Sarah Stewart, whose family has run the Farmlife Centre near Thornhill for eight years, said disaster struck in March after Professor Hugh Pennington, who led the Government inquiry into the 1996 E-coli outbreak in Lanarkshire, said in a BBC interview that a farm environment was not safe for young children.
The result was newspaper headlines advising schools against taking groups to farms, after which visitor numbers plummeted by a quarter. The closure comes just after the centre's most successful year when visitor numbers for 1999 reached a record 40,000.
Mrs Stewart, a former teacher, dismissed the danger as minimal. "Owning a household cat or dog, certainly coming into contact with dog fouling, carries the same or higher risks s a visit to a farm like this," she said.
"We have to be careful not to bring up children in such a sanitised environment that they have no resistance to germs at all."

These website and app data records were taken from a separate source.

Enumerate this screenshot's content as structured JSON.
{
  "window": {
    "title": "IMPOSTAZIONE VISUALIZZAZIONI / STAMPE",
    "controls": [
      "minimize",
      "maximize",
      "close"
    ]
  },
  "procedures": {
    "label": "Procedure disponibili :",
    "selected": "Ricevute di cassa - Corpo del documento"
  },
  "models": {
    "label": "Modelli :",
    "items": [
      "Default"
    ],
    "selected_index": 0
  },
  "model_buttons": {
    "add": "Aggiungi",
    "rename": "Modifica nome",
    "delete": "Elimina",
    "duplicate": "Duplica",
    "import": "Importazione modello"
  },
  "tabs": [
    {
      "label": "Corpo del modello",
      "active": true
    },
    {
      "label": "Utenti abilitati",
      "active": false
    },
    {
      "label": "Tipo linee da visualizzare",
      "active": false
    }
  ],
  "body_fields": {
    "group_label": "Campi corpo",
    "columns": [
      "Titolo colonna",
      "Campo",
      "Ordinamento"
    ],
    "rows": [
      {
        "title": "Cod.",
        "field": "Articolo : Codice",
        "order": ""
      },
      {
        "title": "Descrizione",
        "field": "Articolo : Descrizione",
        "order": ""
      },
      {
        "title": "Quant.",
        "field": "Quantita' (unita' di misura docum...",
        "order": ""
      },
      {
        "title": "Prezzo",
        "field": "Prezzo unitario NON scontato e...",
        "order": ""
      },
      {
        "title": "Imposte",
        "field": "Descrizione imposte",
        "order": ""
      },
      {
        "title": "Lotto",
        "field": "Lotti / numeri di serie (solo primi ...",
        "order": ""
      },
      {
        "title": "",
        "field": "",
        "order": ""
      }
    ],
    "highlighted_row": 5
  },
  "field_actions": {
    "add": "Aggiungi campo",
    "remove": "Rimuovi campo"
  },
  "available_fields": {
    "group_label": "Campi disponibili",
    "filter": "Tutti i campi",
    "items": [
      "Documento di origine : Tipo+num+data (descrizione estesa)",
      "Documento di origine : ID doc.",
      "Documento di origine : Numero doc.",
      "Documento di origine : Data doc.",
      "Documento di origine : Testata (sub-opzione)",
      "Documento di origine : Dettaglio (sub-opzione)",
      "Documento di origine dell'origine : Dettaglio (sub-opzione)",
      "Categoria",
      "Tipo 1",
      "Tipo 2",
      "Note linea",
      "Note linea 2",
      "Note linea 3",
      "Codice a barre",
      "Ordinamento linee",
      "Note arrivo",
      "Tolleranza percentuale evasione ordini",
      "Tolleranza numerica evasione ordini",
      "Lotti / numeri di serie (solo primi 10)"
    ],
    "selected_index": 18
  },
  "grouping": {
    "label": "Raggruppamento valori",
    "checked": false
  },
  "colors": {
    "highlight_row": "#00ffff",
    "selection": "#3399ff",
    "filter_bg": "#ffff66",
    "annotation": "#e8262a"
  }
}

Mrs Stewart also blamed "nanny state legislation" for adding to the problems, citing new food legislation. "You might as well be catering for astronauts," she said.
The real losers, she says, would be young children deprived of opportunities to see and handle farm animals. "Do we really want to bring up a generation interested only in computers?"
The Royal Highland Education Trust, which aims to promote the countryside in the curriculum, has issued guidelines, which have been approved by the Health and Safety Executive and are designed to protect children visiting farms.
Jane Methven, the trust's education manager, said there should be no cause for concern if these guidelines are followed, and children would gain considerable educational benefits from farm visits.